TO DO -> The number of lines in the records that include "JSON" is all you should give.

THE DATA ->

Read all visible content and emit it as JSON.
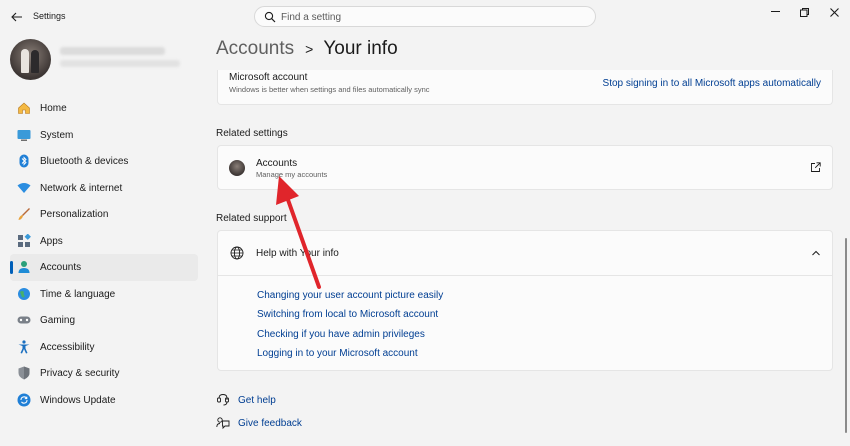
{
  "window": {
    "title": "Settings"
  },
  "search": {
    "placeholder": "Find a setting"
  },
  "sidebar": {
    "items": [
      {
        "label": "Home",
        "icon": "home-icon"
      },
      {
        "label": "System",
        "icon": "system-icon"
      },
      {
        "label": "Bluetooth & devices",
        "icon": "bluetooth-icon"
      },
      {
        "label": "Network & internet",
        "icon": "network-icon"
      },
      {
        "label": "Personalization",
        "icon": "brush-icon"
      },
      {
        "label": "Apps",
        "icon": "apps-icon"
      },
      {
        "label": "Accounts",
        "icon": "accounts-icon",
        "active": true
      },
      {
        "label": "Time & language",
        "icon": "time-language-icon"
      },
      {
        "label": "Gaming",
        "icon": "gaming-icon"
      },
      {
        "label": "Accessibility",
        "icon": "accessibility-icon"
      },
      {
        "label": "Privacy & security",
        "icon": "shield-icon"
      },
      {
        "label": "Windows Update",
        "icon": "update-icon"
      }
    ]
  },
  "breadcrumb": {
    "parent": "Accounts",
    "separator": ">",
    "current": "Your info"
  },
  "microsoft_account": {
    "title": "Microsoft account",
    "description": "Windows is better when settings and files automatically sync",
    "link": "Stop signing in to all Microsoft apps automatically"
  },
  "related_settings": {
    "heading": "Related settings",
    "accounts_card": {
      "title": "Accounts",
      "subtitle": "Manage my accounts"
    }
  },
  "related_support": {
    "heading": "Related support",
    "help": {
      "title": "Help with Your info",
      "links": [
        "Changing your user account picture easily",
        "Switching from local to Microsoft account",
        "Checking if you have admin privileges",
        "Logging in to your Microsoft account"
      ]
    }
  },
  "footer": {
    "get_help": "Get help",
    "give_feedback": "Give feedback"
  },
  "colors": {
    "accent": "#005fb8",
    "link": "#003e92",
    "annotation_arrow": "#e0252b"
  }
}
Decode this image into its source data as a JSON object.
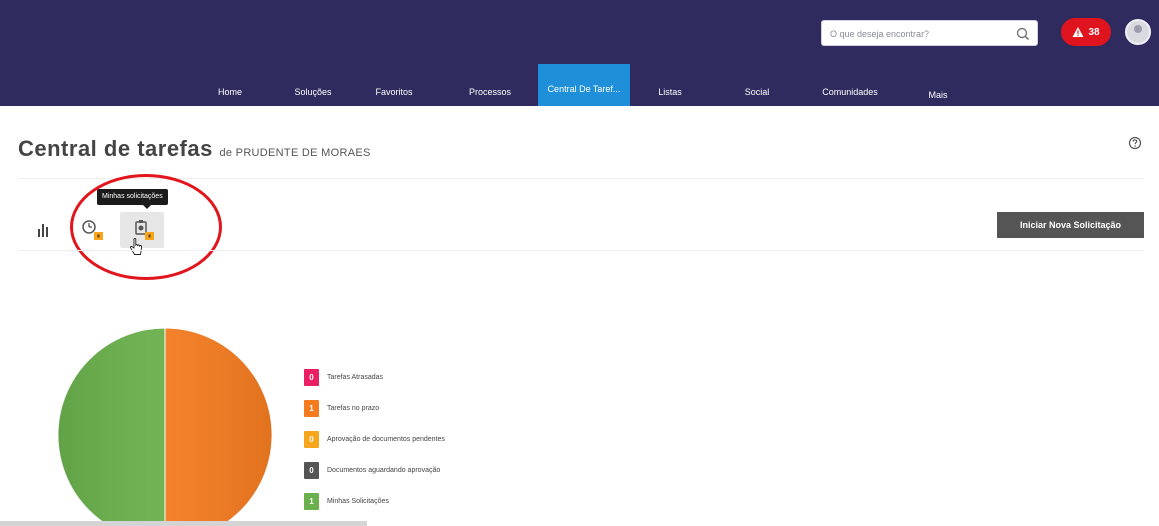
{
  "header": {
    "search_placeholder": "O que deseja encontrar?",
    "alerts_count": "38"
  },
  "nav": {
    "items": [
      {
        "label": "Home"
      },
      {
        "label": "Soluções"
      },
      {
        "label": "Favoritos"
      },
      {
        "label": "Processos"
      },
      {
        "label": "Central De Taref..."
      },
      {
        "label": "Listas"
      },
      {
        "label": "Social"
      },
      {
        "label": "Comunidades"
      },
      {
        "label": "Mais"
      }
    ],
    "active_index": 4
  },
  "page": {
    "title": "Central de tarefas",
    "subtitle": "de PRUDENTE DE MORAES"
  },
  "toolbar": {
    "tooltip": "Minhas solicitações",
    "new_request_label": "Iniciar Nova Solicitação"
  },
  "colors": {
    "header_bg": "#2f2b5e",
    "nav_active": "#1f8fd9",
    "alert_red": "#e0141e",
    "late": "#e91e63",
    "on_time": "#f47b20",
    "approval_pending": "#f7a51c",
    "awaiting_approval": "#555555",
    "my_requests": "#6ab04c"
  },
  "chart_data": {
    "type": "pie",
    "categories": [
      "Tarefas Atrasadas",
      "Tarefas no prazo",
      "Aprovação de documentos pendentes",
      "Documentos aguardando aprovação",
      "Minhas Solicitações"
    ],
    "values": [
      0,
      1,
      0,
      0,
      1
    ],
    "colors": [
      "#e91e63",
      "#f47b20",
      "#f7a51c",
      "#555555",
      "#6ab04c"
    ],
    "legend_placement": "right",
    "value_labels": [
      "0",
      "1",
      "0",
      "0",
      "1"
    ]
  }
}
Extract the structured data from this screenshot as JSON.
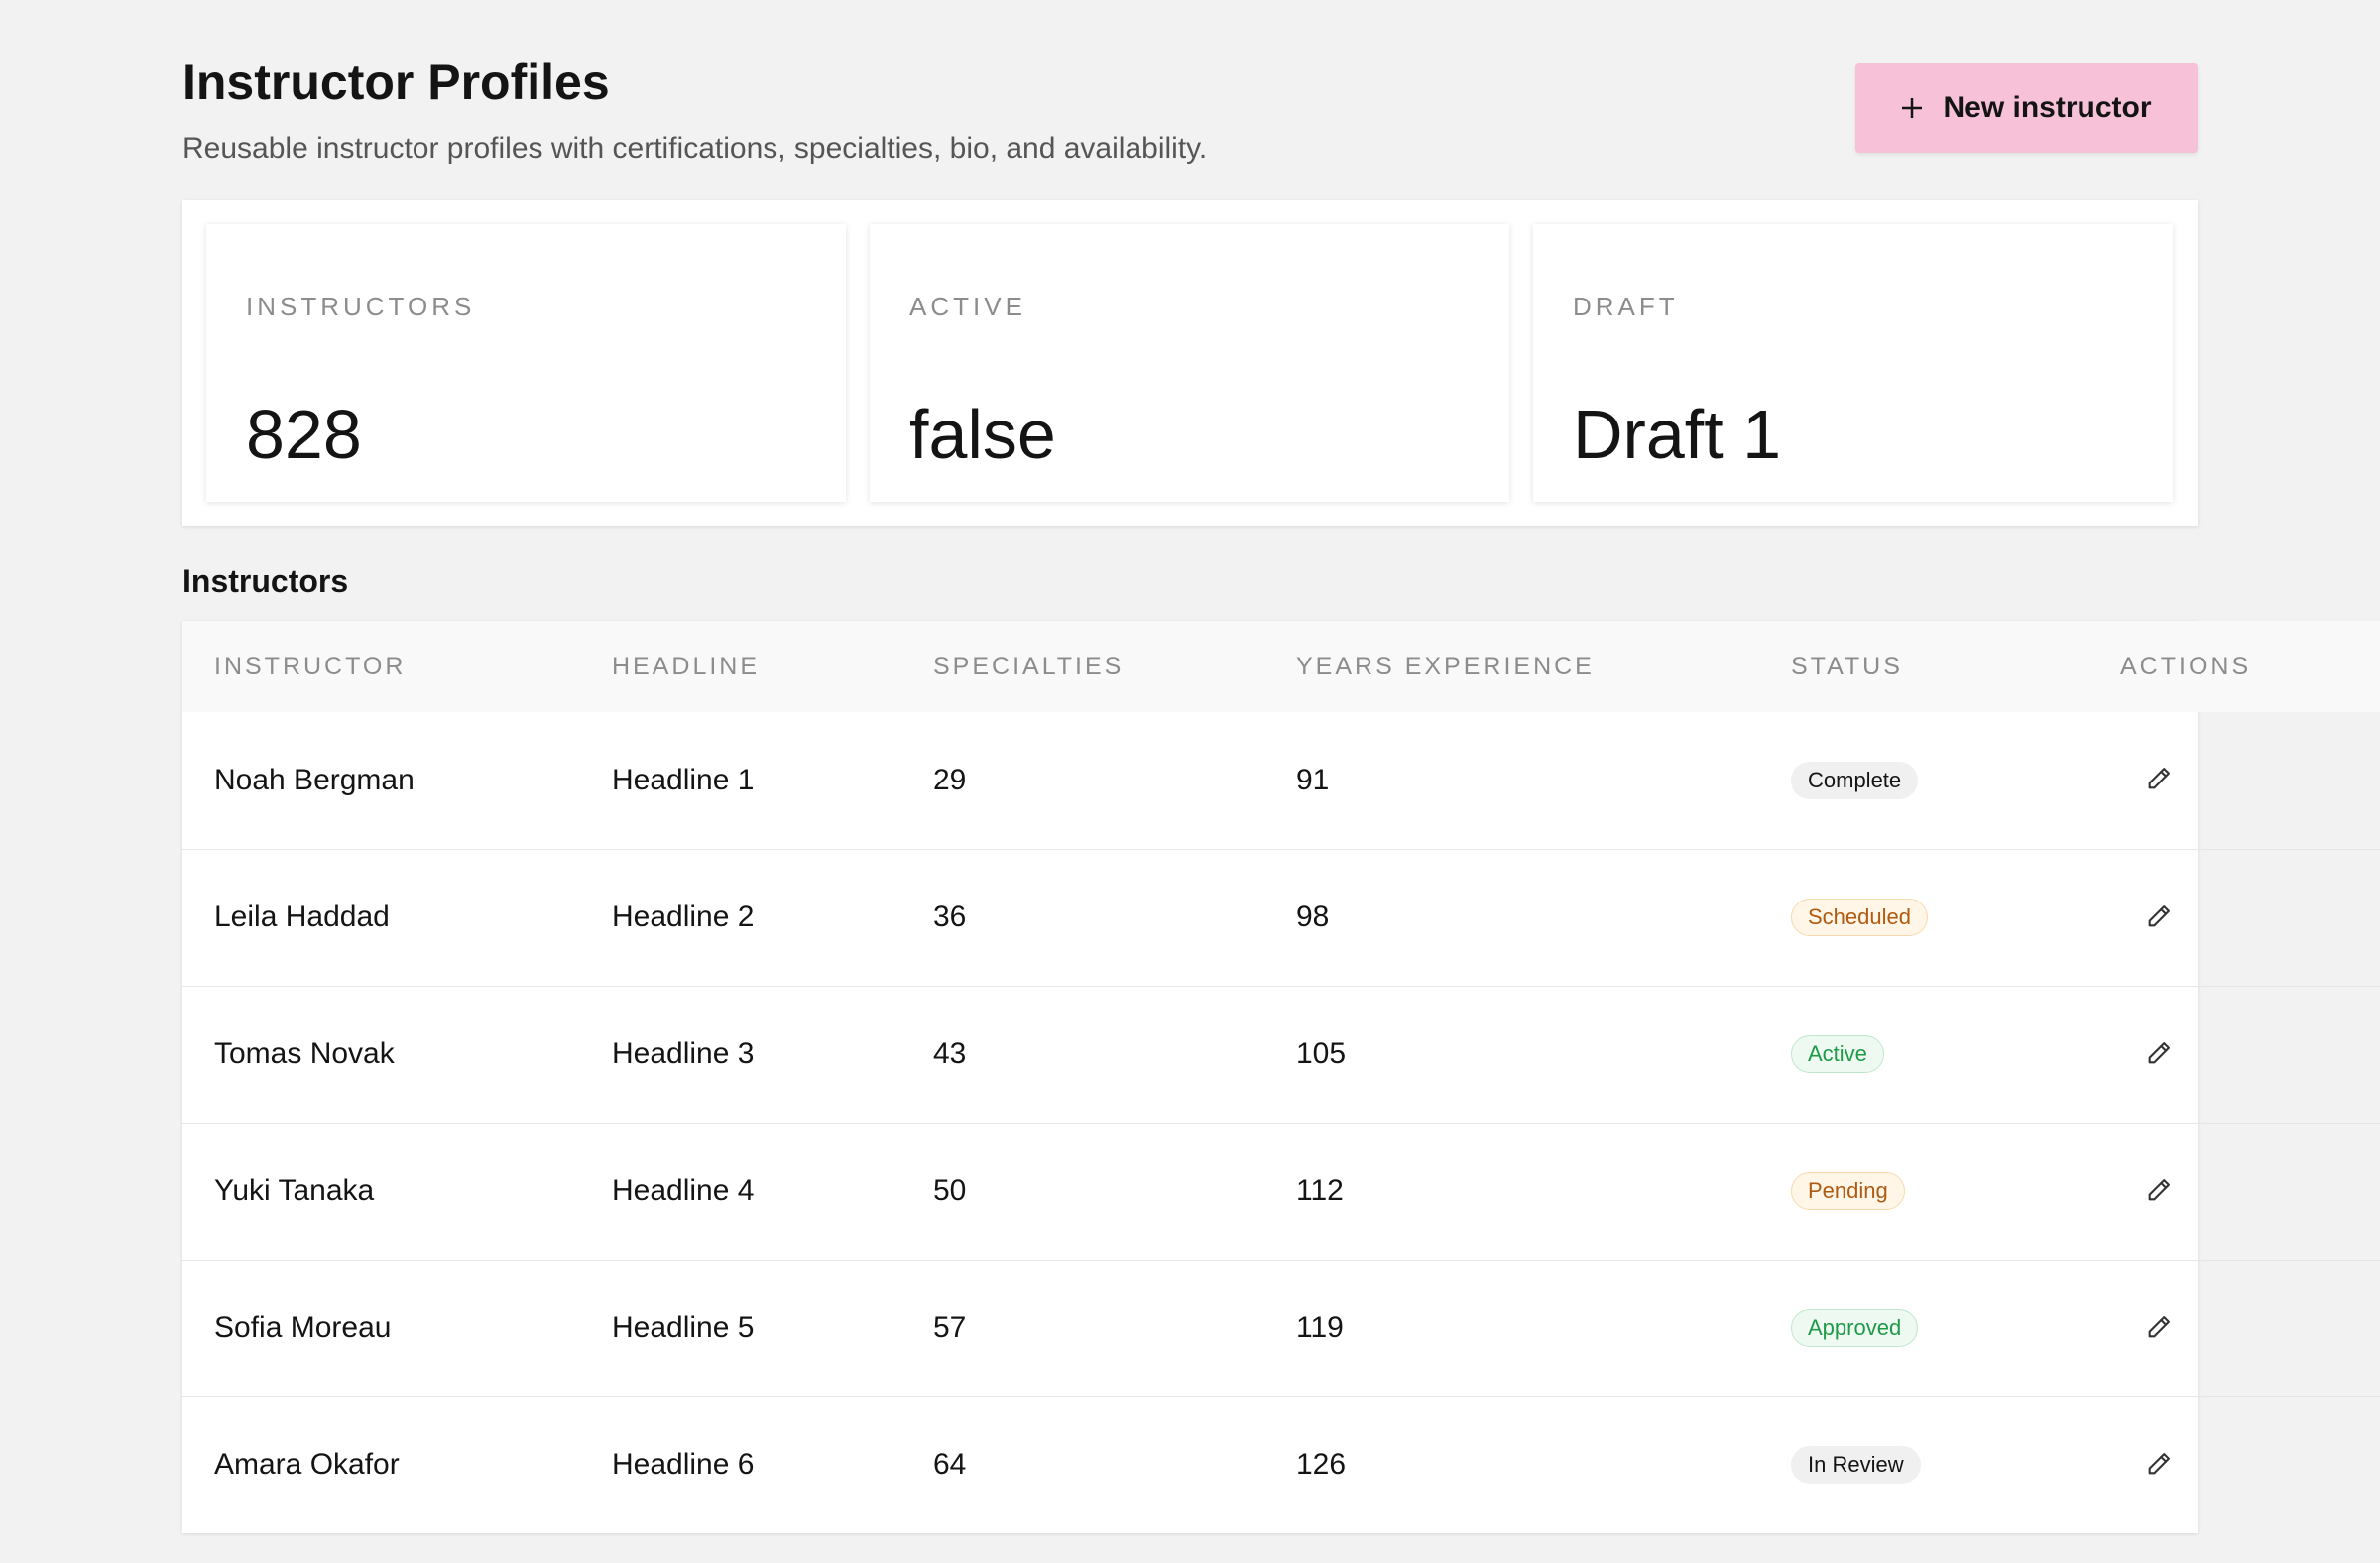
{
  "header": {
    "title": "Instructor Profiles",
    "subtitle": "Reusable instructor profiles with certifications, specialties, bio, and availability.",
    "new_button_label": "New instructor",
    "new_button_icon": "plus-icon",
    "accent_color": "#f7c1d8"
  },
  "stats": [
    {
      "label": "INSTRUCTORS",
      "value": "828"
    },
    {
      "label": "ACTIVE",
      "value": "false"
    },
    {
      "label": "DRAFT",
      "value": "Draft 1"
    }
  ],
  "section_title": "Instructors",
  "table": {
    "columns": [
      "INSTRUCTOR",
      "HEADLINE",
      "SPECIALTIES",
      "YEARS EXPERIENCE",
      "STATUS",
      "ACTIONS"
    ],
    "rows": [
      {
        "instructor": "Noah Bergman",
        "headline": "Headline 1",
        "specialties": "29",
        "years": "91",
        "status": "Complete",
        "status_tone": "neutral",
        "action_icon": "pencil-icon"
      },
      {
        "instructor": "Leila Haddad",
        "headline": "Headline 2",
        "specialties": "36",
        "years": "98",
        "status": "Scheduled",
        "status_tone": "amber",
        "action_icon": "pencil-icon"
      },
      {
        "instructor": "Tomas Novak",
        "headline": "Headline 3",
        "specialties": "43",
        "years": "105",
        "status": "Active",
        "status_tone": "green",
        "action_icon": "pencil-icon"
      },
      {
        "instructor": "Yuki Tanaka",
        "headline": "Headline 4",
        "specialties": "50",
        "years": "112",
        "status": "Pending",
        "status_tone": "amber",
        "action_icon": "pencil-icon"
      },
      {
        "instructor": "Sofia Moreau",
        "headline": "Headline 5",
        "specialties": "57",
        "years": "119",
        "status": "Approved",
        "status_tone": "green",
        "action_icon": "pencil-icon"
      },
      {
        "instructor": "Amara Okafor",
        "headline": "Headline 6",
        "specialties": "64",
        "years": "126",
        "status": "In Review",
        "status_tone": "neutral",
        "action_icon": "pencil-icon"
      }
    ]
  },
  "colors": {
    "background": "#f2f2f2",
    "badge_neutral": "#f0f0f0",
    "badge_amber_text": "#b05a10",
    "badge_green_text": "#1f9a48"
  }
}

RESULT OF THE TASK -> 3